Dugan-MY16 Has The Right Mix For Question Time
Since making its European debut at ProLight+Sound in March, the Dugan-MY16 automated mic mixing card for Yamaha digital mixers is already proving a major success in the broadcast market. This includes use on BBC One’s Question Time, the UK’s flagship political debate programme.
Produced by Mentorn Media and recorded as live, Question Time features a high profile panel answering questions from the audience. It is broadcast from a different UK venue each week and poses a number of challenges for the programme’s audio company, Three Squared Production. The venue can be anything from a sports hall to a church and so the challenges regularly include difficult acoustics.
The show is mixed by engineer Jeremy Farnell or Three Squared owner Graham Backhouse on a Yamaha LS9-32 digital console. With up to 10 omnidirectional microphones open at the same time, normally they have to constantly ride the faders to tightly control gain before feedback, and ensure that colouration, background noise and any other unwanted sounds are kept to a minimum.
Providing up to 16 channels of automated mic mixing per card at 48kHz (or eight channels at 96kHz), the Dugan-MY16 helps the sound engineer because, instead of keeping the channel levels low and having to rapidly bring a fader up when someone speaks - which can often result in missed first syllables - the Dugan-MY16 means the operator can keep all the channels open at the required level without loss of quality.
It achieves this by gain sharing, which allocates the amount of overall gain across all of the open mic channels. With a number of channels open, this radically reduces background noise. However, once a panellist starts to speak, the card automatically allocates all the available gain to that channel, ensuring that they can be heard and effectively muting the rest. Should another panellist interrupt, their microphone automatically opens and shares the gain between the two mics, ensuring both are heard.
“The MY16-Dugan doesn’t use noise gates, so there are none of the audible artefacts associated with gating. There is no kind of threshold that you have to speak above or have the feeling that the mic is being switched on,” says Yamaha Commercial Audio’s Tree Tordoff. “In large conference and speech systems, the probability of feedback is hugely reduced without any change in EQ or compromise in mic quality.
“It not only makes life easier for the sound engineer, but also makes it much more natural for those speaking.

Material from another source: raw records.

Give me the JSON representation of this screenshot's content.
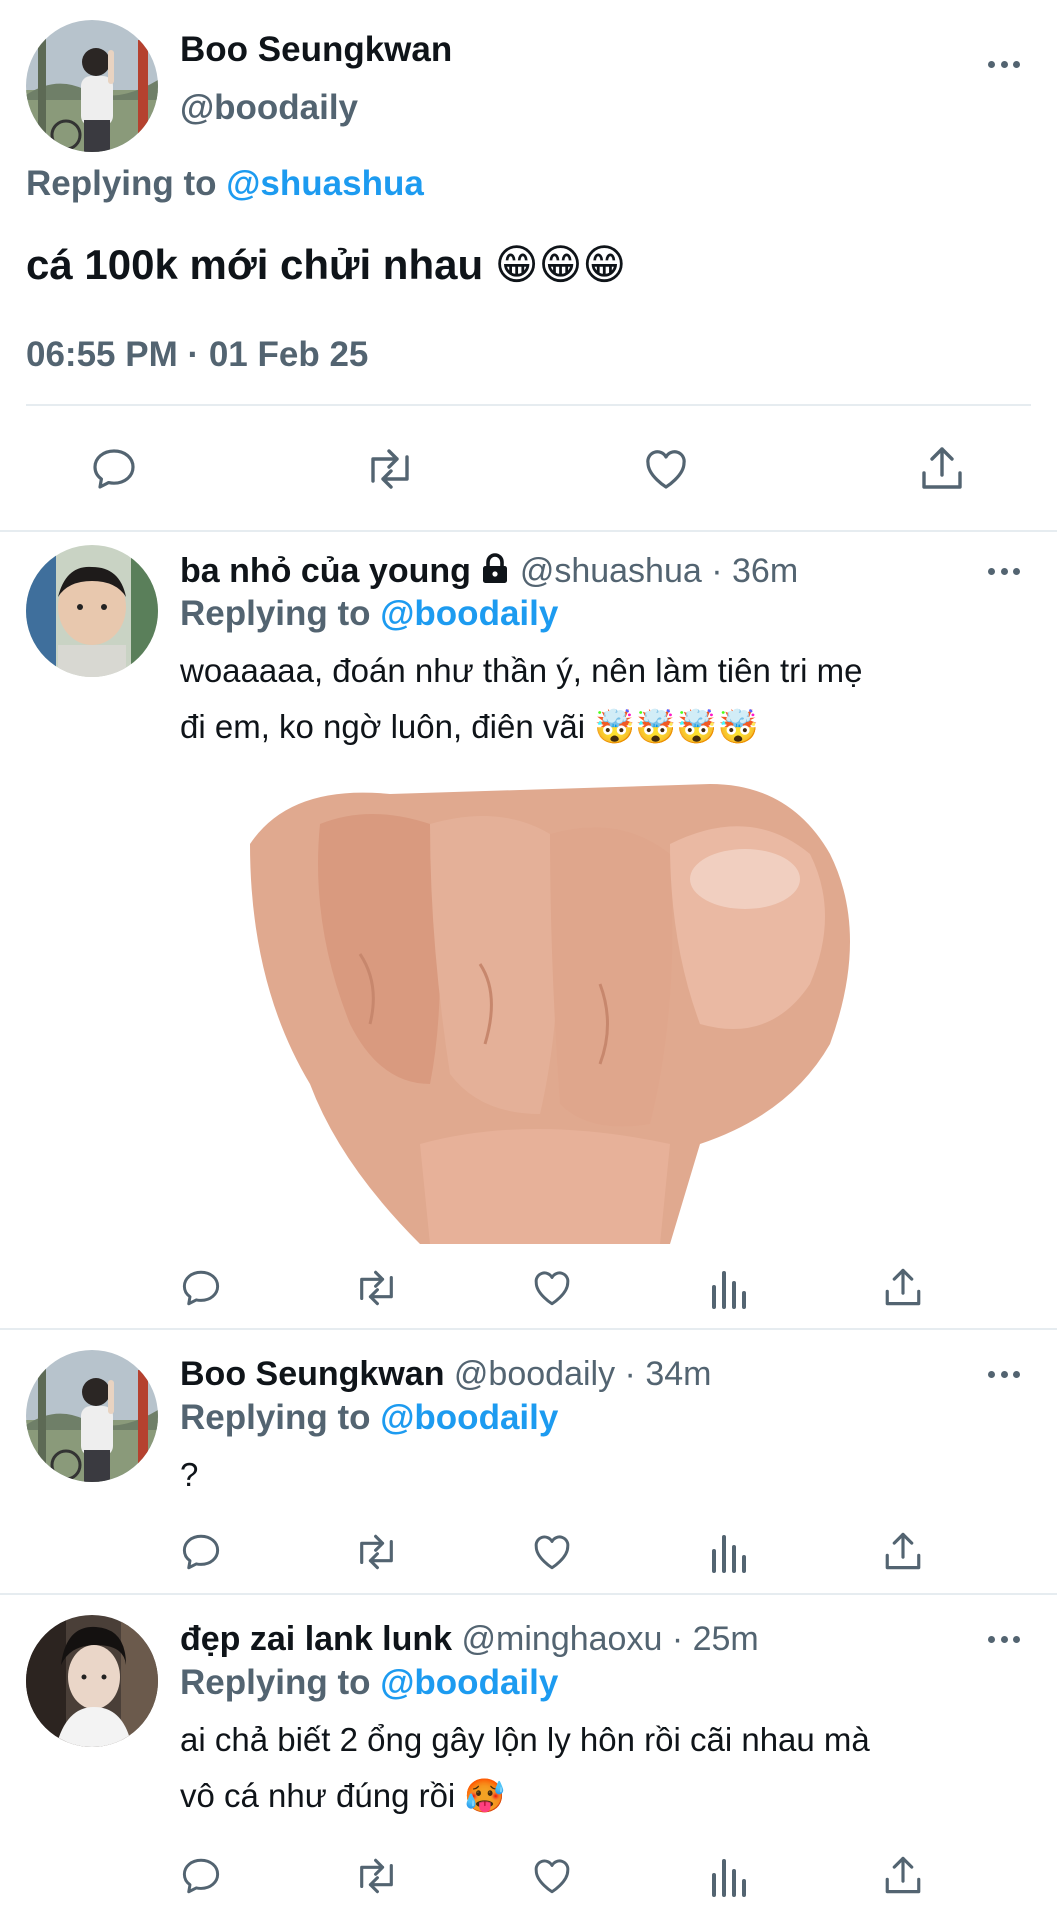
{
  "main_tweet": {
    "display_name": "Boo Seungkwan",
    "handle": "@boodaily",
    "replying_prefix": "Replying to",
    "replying_to": "@shuashua",
    "text": "cá 100k mới chửi nhau 😁😁😁",
    "timestamp": "06:55 PM · 01 Feb 25"
  },
  "replies": [
    {
      "display_name": "ba nhỏ của young",
      "handle": "@shuashua",
      "time": "· 36m",
      "replying_prefix": "Replying to",
      "replying_to": "@boodaily",
      "text_line1": "woaaaaa, đoán như thần ý, nên làm tiên tri mẹ",
      "text_line2": "đi em, ko ngờ luôn, điên vãi 🤯🤯🤯🤯",
      "has_media": true,
      "media_description": "hand pointing at viewer"
    },
    {
      "display_name": "Boo Seungkwan",
      "handle": "@boodaily",
      "time": "· 34m",
      "replying_prefix": "Replying to",
      "replying_to": "@boodaily",
      "text_line1": "?"
    },
    {
      "display_name": "đẹp zai lank lunk",
      "handle": "@minghaoxu",
      "time": "· 25m",
      "replying_prefix": "Replying to",
      "replying_to": "@boodaily",
      "text_line1": "ai chả biết 2 ổng gây lộn ly hôn rồi cãi nhau mà",
      "text_line2": "vô cá như đúng rồi 🥵"
    }
  ],
  "icons": {
    "reply": "reply-icon",
    "retweet": "retweet-icon",
    "like": "like-icon",
    "views": "views-icon",
    "share": "share-icon",
    "more": "more-icon",
    "lock": "lock-icon"
  },
  "colors": {
    "accent": "#1d9bf0",
    "text": "#0f1419",
    "secondary": "#536471",
    "divider": "#e6ecf0"
  }
}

They can talk as if they are having a normal conversation.”
The card has been highly successful in providing a solution to the Question Time audience and has impressed Jeremy Farnell. “Being an old school live sound engineer with 30 years experience, I was sceptical about auto mixers. But I’ve been delighted with the way the MY16-Dugan performs,” he says. “The card increases the intelligibility of the panel and reduces overall colouration of the broadcast sound, which keeps the broadcast sound supervisor happy too.”

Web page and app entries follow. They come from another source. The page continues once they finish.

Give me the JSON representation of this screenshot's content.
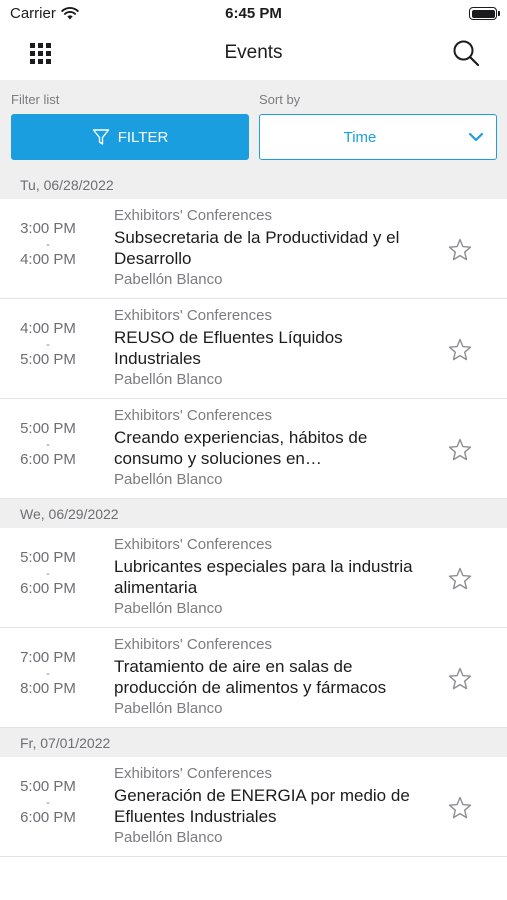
{
  "status_bar": {
    "carrier": "Carrier",
    "time": "6:45 PM"
  },
  "nav": {
    "title": "Events",
    "menu_icon": "grid-icon",
    "search_icon": "search-icon"
  },
  "filters": {
    "filter_label": "Filter list",
    "filter_button": "FILTER",
    "sort_label": "Sort by",
    "sort_value": "Time"
  },
  "colors": {
    "accent": "#1b9ee0",
    "section_bg": "#efeff0"
  },
  "days": [
    {
      "date": "Tu, 06/28/2022",
      "events": [
        {
          "start": "3:00 PM",
          "sep": "-",
          "end": "4:00 PM",
          "category": "Exhibitors' Conferences",
          "title": "Subsecretaria de la Productividad y el Desarrollo",
          "location": "Pabellón Blanco"
        },
        {
          "start": "4:00 PM",
          "sep": "-",
          "end": "5:00 PM",
          "category": "Exhibitors' Conferences",
          "title": "REUSO de Efluentes Líquidos Industriales",
          "location": "Pabellón Blanco"
        },
        {
          "start": "5:00 PM",
          "sep": "-",
          "end": "6:00 PM",
          "category": "Exhibitors' Conferences",
          "title": "Creando experiencias, hábitos de consumo y soluciones en…",
          "location": "Pabellón Blanco"
        }
      ]
    },
    {
      "date": "We, 06/29/2022",
      "events": [
        {
          "start": "5:00 PM",
          "sep": "-",
          "end": "6:00 PM",
          "category": "Exhibitors' Conferences",
          "title": "Lubricantes especiales para la industria alimentaria",
          "location": "Pabellón Blanco"
        },
        {
          "start": "7:00 PM",
          "sep": "-",
          "end": "8:00 PM",
          "category": "Exhibitors' Conferences",
          "title": "Tratamiento de aire en salas de producción de alimentos y fármacos",
          "location": "Pabellón Blanco"
        }
      ]
    },
    {
      "date": "Fr, 07/01/2022",
      "events": [
        {
          "start": "5:00 PM",
          "sep": "-",
          "end": "6:00 PM",
          "category": "Exhibitors' Conferences",
          "title": "Generación de ENERGIA por medio de Efluentes Industriales",
          "location": "Pabellón Blanco"
        }
      ]
    }
  ]
}
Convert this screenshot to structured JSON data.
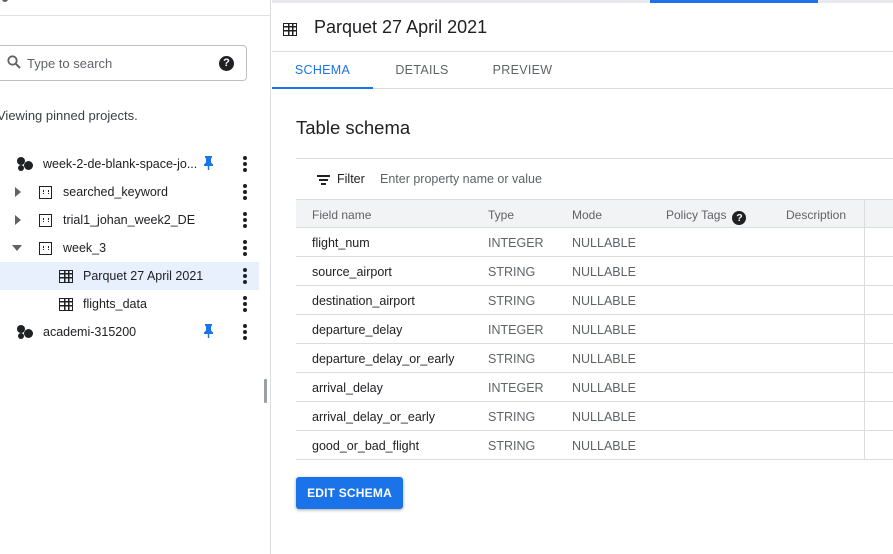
{
  "colors": {
    "accent": "#1a73e8",
    "selected_bg": "#e8f0fe",
    "header_bg": "#f1f3f4"
  },
  "explorer": {
    "search": {
      "placeholder": "Type to search",
      "icon": "search-icon",
      "help_icon": "help-icon"
    },
    "viewing_text": "Viewing pinned projects.",
    "tree": {
      "project1": {
        "label": "week-2-de-blank-space-jo...",
        "pinned": true
      },
      "dataset_searched": {
        "label": "searched_keyword"
      },
      "dataset_trial": {
        "label": "trial1_johan_week2_DE"
      },
      "dataset_week3": {
        "label": "week_3"
      },
      "table_parquet": {
        "label": "Parquet 27 April 2021",
        "selected": true
      },
      "table_flights": {
        "label": "flights_data"
      },
      "project2": {
        "label": "academi-315200",
        "pinned": true
      }
    }
  },
  "detail": {
    "title": "Parquet 27 April 2021",
    "tabs": {
      "schema": "SCHEMA",
      "details": "DETAILS",
      "preview": "PREVIEW",
      "active": "SCHEMA"
    },
    "section_title": "Table schema",
    "filter": {
      "label": "Filter",
      "placeholder": "Enter property name or value"
    },
    "columns": {
      "field_name": "Field name",
      "type": "Type",
      "mode": "Mode",
      "policy_tags": "Policy Tags",
      "description": "Description"
    },
    "rows": [
      {
        "name": "flight_num",
        "type": "INTEGER",
        "mode": "NULLABLE"
      },
      {
        "name": "source_airport",
        "type": "STRING",
        "mode": "NULLABLE"
      },
      {
        "name": "destination_airport",
        "type": "STRING",
        "mode": "NULLABLE"
      },
      {
        "name": "departure_delay",
        "type": "INTEGER",
        "mode": "NULLABLE"
      },
      {
        "name": "departure_delay_or_early",
        "type": "STRING",
        "mode": "NULLABLE"
      },
      {
        "name": "arrival_delay",
        "type": "INTEGER",
        "mode": "NULLABLE"
      },
      {
        "name": "arrival_delay_or_early",
        "type": "STRING",
        "mode": "NULLABLE"
      },
      {
        "name": "good_or_bad_flight",
        "type": "STRING",
        "mode": "NULLABLE"
      }
    ],
    "edit_button": "EDIT SCHEMA"
  }
}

The card proves its worth before recording even starts, helping Jeremy to deliver a high quality warm-up which has impressed all involved.
“We normally do a simulated debate to warm the audience up, which involves selecting audience members to act as panellists. It often turns out to be the most difficult part of the show because the mock panel often have no experience of public speaking,” he says. “It is also at this point of the show that the floor manager asks the audience if they can hear the debate. I often find myself stretching the laws of physics to find enough gain to amplify a weak voice before feedback. The Dugan card makes this aspect of the show unusually straightforward - for the first time I’m not asked to increase the level of any microphone.
“We also have no opportunity to ask any of the (real) panellists to speak up or project their voice if we are struggling for gain, we just have to make it work. With the Dugan card, even the most softly spoken panellist is heard with clear definition and intelligibility.”
A feature of the Dugan MY-16 is a remote display for Mac, PC or iPad, which allows the operator to see how the unit is working, letting the operator concentrate on the overall sound.
“It’s reassuring to watch the remote display of the card selecting and summing the microphones,” says Jeremy. “The visual reassurance allows you time to use your ears and listen. It means that I’m able to really listen to the sound of the debate, rather than having all of my attention focused solely on the mic channels. “Working in a situation with a television audience of four and a half million, the sound of the debate should be clear and, above all, an accurate reproduction of what is being said. So we really appreciate a piece of equipment which is well-designed, sounds good, is simple to use and makes our job easier.”